From Fatigued to Fantastic!: A Proven Program to Regain Vibrant Health, Based on a New Scientific Study Showing Effective Treatment for Chronic Fatigue and Fibromyalgia by Jacob Teitelbaum (Paperback – 2007)
The Encyclopedia – Written by one of the most prominent chronic fatigue syndrome (ME/CFS) physicians this fine book offers, despite its overwrought title, an engaging and easily accessible overview of the complex world of CFS treatment. Dr. Teitlebaum is the only physician associated to have subjected his treatment protocol to the vicissitudes of a peer reviewed double-blinded study. Throughout the book he spices the mix with insightful comments on virtually every treatment.
Dr. Teitelbaum appears to have tried every approach under the sun and they all seem to be covered in this rather hefty volume. Besides the usual treatment sections on sleep, fatigue, pain, etc. there are chapters on Finding a Physician, two appendices that spell out Dr. Teitelbaum’s treatment protocol for patients and for physicians, an complete resources section, a support group section, a disability section and more.
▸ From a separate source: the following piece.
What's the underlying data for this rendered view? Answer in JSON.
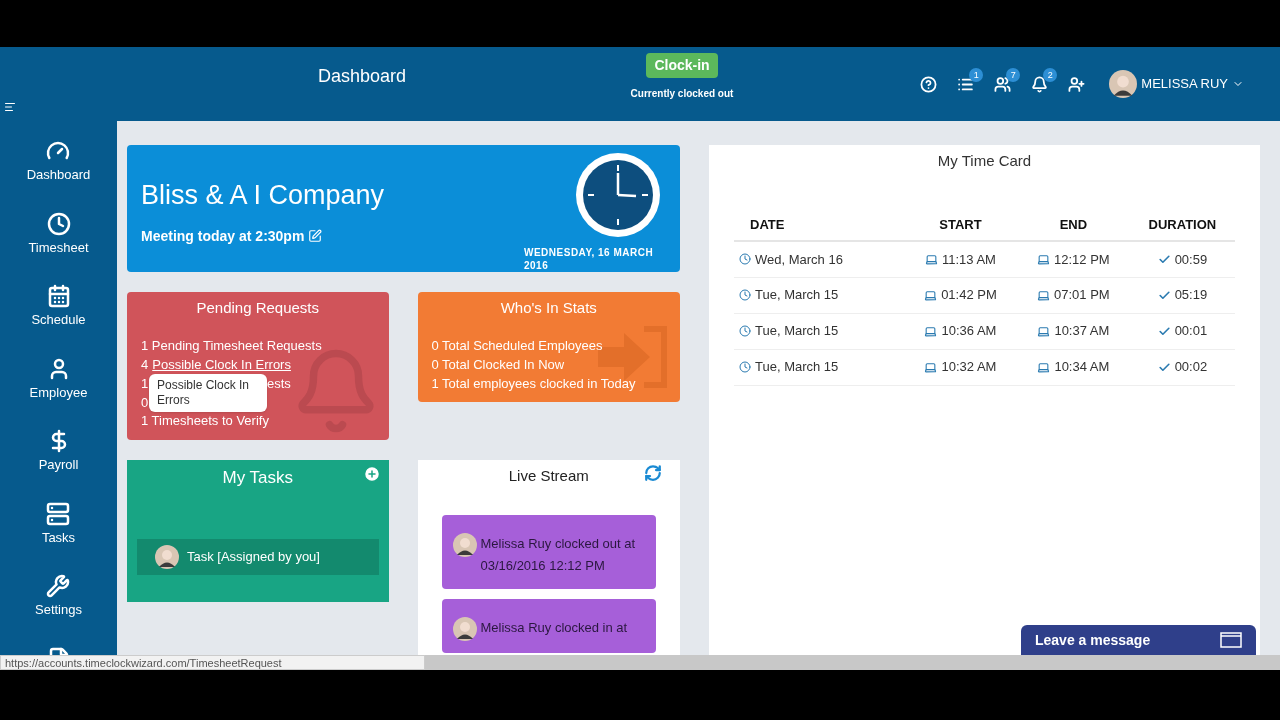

Where Fatigued to Fantastic really shines, though, is in Dr. Teitelbaum’s personal insights into what does and doesn’t work in ME/CFS. Dr. Teitelbaum doesn’t just give lists of drugs or treatments; he states what each treatment does, why he thinks it may work and what his experiences have been with it.
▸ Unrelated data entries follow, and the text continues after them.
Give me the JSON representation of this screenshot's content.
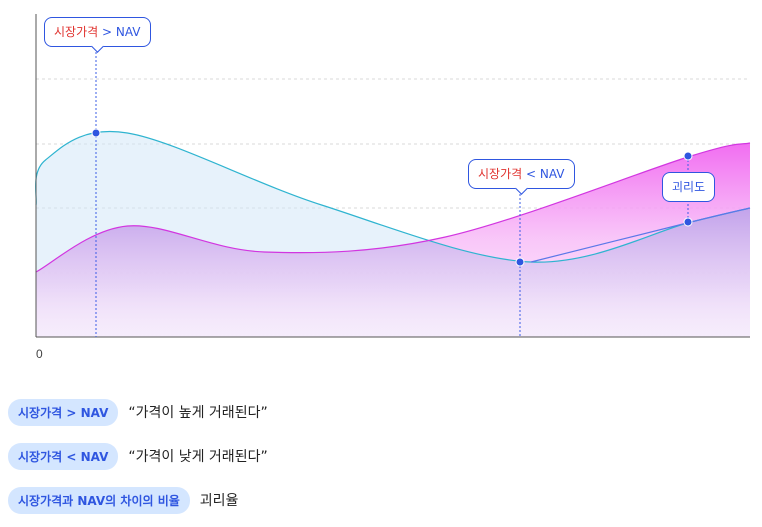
{
  "chart_data": {
    "type": "area",
    "x_tick_labels": [
      "0"
    ],
    "series": [
      {
        "color": "#35c8d8",
        "values": [
          [
            0,
            205
          ],
          [
            10,
            160
          ],
          [
            96,
            133
          ],
          [
            300,
            205
          ],
          [
            520,
            262
          ],
          [
            688,
            222
          ],
          [
            750,
            208
          ]
        ]
      },
      {
        "color": "#e440e8",
        "values": [
          [
            0,
            272
          ],
          [
            96,
            226
          ],
          [
            240,
            252
          ],
          [
            430,
            237
          ],
          [
            688,
            156
          ],
          [
            750,
            143
          ]
        ]
      }
    ],
    "annotations": {
      "premium": {
        "label_a": "시장가격",
        "label_op": ">",
        "label_b": "NAV",
        "point_x": 96
      },
      "discount": {
        "label_a": "시장가격",
        "label_op": "<",
        "label_b": "NAV",
        "point_x": 520
      },
      "gap": {
        "label": "괴리도",
        "point_x": 688
      }
    },
    "grid": true
  },
  "legend": [
    {
      "pill": "시장가격 > NAV",
      "text": "“가격이 높게 거래된다”"
    },
    {
      "pill": "시장가격 < NAV",
      "text": "“가격이 낮게 거래된다”"
    },
    {
      "pill": "시장가격과 NAV의 차이의 비율",
      "text": "괴리율"
    }
  ]
}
Ironically one of the books strongest points – it comprehensiveness and detail may seem daunting at first to the brain addled chronic fatigue syndrome (ME/CFS) patients. But the book is clearly organized and Dr. Teitelbaum bows to none in his communication skills. One would think almost any patient would find something of value here.
Dr. Teitelbaum’s approach may not be for everyone; his doctor’s satchel contains everything from newest alternative approaches to most traditional pharmaceutical ones. He’s an aggressive physician – sometimes going where others may not. He advocates, for instance, the use of (bio-identical) hormone supplementation even when laboratory tests are negative and in his efforts to get his patients to sleep better – the most essential problem in chronic fatigue syndrome (ME/CFS) he believes – instead of one or two sleep medications he will prescribe up to six – all in small quantities – at once.
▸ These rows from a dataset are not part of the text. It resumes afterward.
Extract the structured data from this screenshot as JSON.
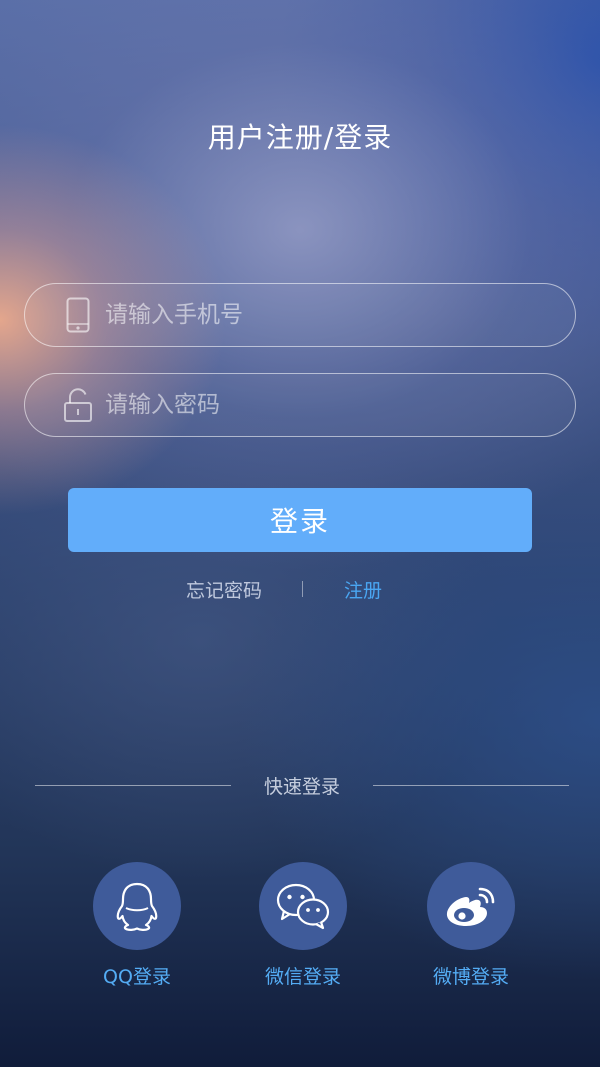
{
  "header": {
    "title": "用户注册/登录"
  },
  "form": {
    "phone": {
      "placeholder": "请输入手机号",
      "value": "",
      "icon": "phone-icon"
    },
    "password": {
      "placeholder": "请输入密码",
      "value": "",
      "icon": "lock-icon"
    },
    "login_label": "登录"
  },
  "links": {
    "forgot_label": "忘记密码",
    "separator": "|",
    "register_label": "注册"
  },
  "quick_login": {
    "label": "快速登录",
    "options": [
      {
        "label": "QQ登录",
        "icon": "qq-icon"
      },
      {
        "label": "微信登录",
        "icon": "wechat-icon"
      },
      {
        "label": "微博登录",
        "icon": "weibo-icon"
      }
    ]
  },
  "colors": {
    "button": "#62adfa",
    "link_accent": "#4aa6f2",
    "social_circle": "#3f5b9a",
    "social_label": "#54acf4"
  }
}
Whether Dr. Teitelbaum’s approach is the most effective or not, From Fatigued to Fantastic is easily the most comprehensive, well thought out and informative guide to chronic fatigue syndrome (ME/CFS) found today.
A Patients Guide to Chronic Fatigue Syndrome and Fibromyalgia by Bruce Campbell (2008)
Bruce Campbell’s ‘Patient’s Guide’ is the best day-to-day management resource for ME/CFS available. Bruce Campbell recovered fully using the management techniques present in this book and while few will be so lucky it’s hard to imagine that most would not be helped significantly by the tools found in this book. Indeed Dr. Lapp, who Campbell has partnered with to produce his self-help courses, reports “I have encouraged virtually all of my patients to read this book and follow Campbell’s advice. This book offers hope to those with Chronic Fatigue Syndrome and fibromyalgia.”
Campbell’s approach is the antithesis of sexy; it requires careful monitoring, provides strategies for such exciting practices as pacing, ways for controlling stress and managing emotions, has tips on how to exercise effectively, deals with relationship issues, etc. In a disorder with a tweaked out stress response system – this book, even it doesn’t provide a cure, hits alot of the right notes. Check out Campbell’s CFIDS Self Help site for online programs that do the same.
Chronic Fatigue Syndrome, Fibromyalgia, and Other Invisible Illnesses: The Comprehensive Guide
A classic in the field, this book is getting a bit long in the tooth (2001) but still does what it does – provide overviews of symptoms, diagnosis, research and treatment – better than any other. Written by a psychologist, Katrina Berne, with a severe case of CFS who has contributed to the ME/CFS community on many levels.